EXERCISE. Line by line, return the data exactly as shown.

╭──

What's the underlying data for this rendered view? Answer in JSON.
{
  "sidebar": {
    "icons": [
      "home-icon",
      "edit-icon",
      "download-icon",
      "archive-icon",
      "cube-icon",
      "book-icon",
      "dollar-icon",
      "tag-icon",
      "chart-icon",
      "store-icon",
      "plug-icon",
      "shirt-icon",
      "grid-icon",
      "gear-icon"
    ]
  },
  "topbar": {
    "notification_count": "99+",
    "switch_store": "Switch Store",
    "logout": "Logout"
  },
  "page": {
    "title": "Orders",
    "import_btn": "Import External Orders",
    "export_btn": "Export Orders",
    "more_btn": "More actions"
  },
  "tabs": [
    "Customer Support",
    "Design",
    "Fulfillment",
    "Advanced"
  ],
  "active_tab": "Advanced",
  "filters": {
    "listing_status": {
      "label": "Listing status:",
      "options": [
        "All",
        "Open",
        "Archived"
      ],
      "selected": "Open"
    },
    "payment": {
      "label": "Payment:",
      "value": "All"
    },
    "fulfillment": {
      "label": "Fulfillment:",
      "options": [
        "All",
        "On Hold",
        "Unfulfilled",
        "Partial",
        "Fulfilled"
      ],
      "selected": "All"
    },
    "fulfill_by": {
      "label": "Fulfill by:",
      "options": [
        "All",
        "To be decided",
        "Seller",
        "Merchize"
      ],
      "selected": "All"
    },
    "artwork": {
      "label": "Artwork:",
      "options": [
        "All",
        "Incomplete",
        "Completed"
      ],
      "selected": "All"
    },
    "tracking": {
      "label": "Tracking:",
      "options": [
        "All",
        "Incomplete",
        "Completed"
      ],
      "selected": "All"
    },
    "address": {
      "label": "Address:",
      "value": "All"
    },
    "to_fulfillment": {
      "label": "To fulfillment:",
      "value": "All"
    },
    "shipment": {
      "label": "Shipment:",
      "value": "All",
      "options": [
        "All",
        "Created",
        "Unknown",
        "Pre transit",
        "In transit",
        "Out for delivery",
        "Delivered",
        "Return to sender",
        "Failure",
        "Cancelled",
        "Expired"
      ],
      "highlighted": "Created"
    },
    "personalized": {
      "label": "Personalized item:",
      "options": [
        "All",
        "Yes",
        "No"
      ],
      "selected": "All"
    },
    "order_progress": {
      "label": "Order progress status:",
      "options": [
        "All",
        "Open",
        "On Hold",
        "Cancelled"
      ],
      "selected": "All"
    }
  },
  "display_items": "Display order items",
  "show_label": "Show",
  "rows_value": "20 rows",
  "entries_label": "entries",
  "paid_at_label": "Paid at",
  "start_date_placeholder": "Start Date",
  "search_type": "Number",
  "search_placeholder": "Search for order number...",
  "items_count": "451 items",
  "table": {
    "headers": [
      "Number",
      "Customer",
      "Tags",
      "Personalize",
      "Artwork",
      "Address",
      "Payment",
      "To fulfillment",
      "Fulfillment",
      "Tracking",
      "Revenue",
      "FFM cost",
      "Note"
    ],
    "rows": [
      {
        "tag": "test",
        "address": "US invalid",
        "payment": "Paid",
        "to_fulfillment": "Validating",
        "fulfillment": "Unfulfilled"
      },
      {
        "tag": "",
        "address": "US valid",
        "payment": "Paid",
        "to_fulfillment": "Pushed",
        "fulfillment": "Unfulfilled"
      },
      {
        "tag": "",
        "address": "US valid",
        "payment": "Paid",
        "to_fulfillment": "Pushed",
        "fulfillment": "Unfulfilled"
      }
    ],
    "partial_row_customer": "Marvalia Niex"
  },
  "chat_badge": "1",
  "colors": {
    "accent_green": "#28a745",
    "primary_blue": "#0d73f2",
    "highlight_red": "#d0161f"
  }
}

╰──

SOLUTION.
What's the underlying data for this rendered view? Answer in JSON.
{
  "sidebar": {
    "icons": [
      "home-icon",
      "edit-icon",
      "download-icon",
      "archive-icon",
      "cube-icon",
      "book-icon",
      "dollar-icon",
      "tag-icon",
      "chart-icon",
      "store-icon",
      "plug-icon",
      "shirt-icon",
      "grid-icon",
      "gear-icon"
    ]
  },
  "topbar": {
    "notification_count": "99+",
    "switch_store": "Switch Store",
    "logout": "Logout"
  },
  "page": {
    "title": "Orders",
    "import_btn": "Import External Orders",
    "export_btn": "Export Orders",
    "more_btn": "More actions"
  },
  "tabs": [
    "Customer Support",
    "Design",
    "Fulfillment",
    "Advanced"
  ],
  "active_tab": "Advanced",
  "filters": {
    "listing_status": {
      "label": "Listing status:",
      "options": [
        "All",
        "Open",
        "Archived"
      ],
      "selected": "Open"
    },
    "payment": {
      "label": "Payment:",
      "value": "All"
    },
    "fulfillment": {
      "label": "Fulfillment:",
      "options": [
        "All",
        "On Hold",
        "Unfulfilled",
        "Partial",
        "Fulfilled"
      ],
      "selected": "All"
    },
    "fulfill_by": {
      "label": "Fulfill by:",
      "options": [
        "All",
        "To be decided",
        "Seller",
        "Merchize"
      ],
      "selected": "All"
    },
    "artwork": {
      "label": "Artwork:",
      "options": [
        "All",
        "Incomplete",
        "Completed"
      ],
      "selected": "All"
    },
    "tracking": {
      "label": "Tracking:",
      "options": [
        "All",
        "Incomplete",
        "Completed"
      ],
      "selected": "All"
    },
    "address": {
      "label": "Address:",
      "value": "All"
    },
    "to_fulfillment": {
      "label": "To fulfillment:",
      "value": "All"
    },
    "shipment": {
      "label": "Shipment:",
      "value": "All",
      "options": [
        "All",
        "Created",
        "Unknown",
        "Pre transit",
        "In transit",
        "Out for delivery",
        "Delivered",
        "Return to sender",
        "Failure",
        "Cancelled",
        "Expired"
      ],
      "highlighted": "Created"
    },
    "personalized": {
      "label": "Personalized item:",
      "options": [
        "All",
        "Yes",
        "No"
      ],
      "selected": "All"
    },
    "order_progress": {
      "label": "Order progress status:",
      "options": [
        "All",
        "Open",
        "On Hold",
        "Cancelled"
      ],
      "selected": "All"
    }
  },
  "display_items": "Display order items",
  "show_label": "Show",
  "rows_value": "20 rows",
  "entries_label": "entries",
  "paid_at_label": "Paid at",
  "start_date_placeholder": "Start Date",
  "search_type": "Number",
  "search_placeholder": "Search for order number...",
  "items_count": "451 items",
  "table": {
    "headers": [
      "Number",
      "Customer",
      "Tags",
      "Personalize",
      "Artwork",
      "Address",
      "Payment",
      "To fulfillment",
      "Fulfillment",
      "Tracking",
      "Revenue",
      "FFM cost",
      "Note"
    ],
    "rows": [
      {
        "tag": "test",
        "address": "US invalid",
        "payment": "Paid",
        "to_fulfillment": "Validating",
        "fulfillment": "Unfulfilled"
      },
      {
        "tag": "",
        "address": "US valid",
        "payment": "Paid",
        "to_fulfillment": "Pushed",
        "fulfillment": "Unfulfilled"
      },
      {
        "tag": "",
        "address": "US valid",
        "payment": "Paid",
        "to_fulfillment": "Pushed",
        "fulfillment": "Unfulfilled"
      }
    ],
    "partial_row_customer": "Marvalia Niex"
  },
  "chat_badge": "1",
  "colors": {
    "accent_green": "#28a745",
    "primary_blue": "#0d73f2",
    "highlight_red": "#d0161f"
  }
}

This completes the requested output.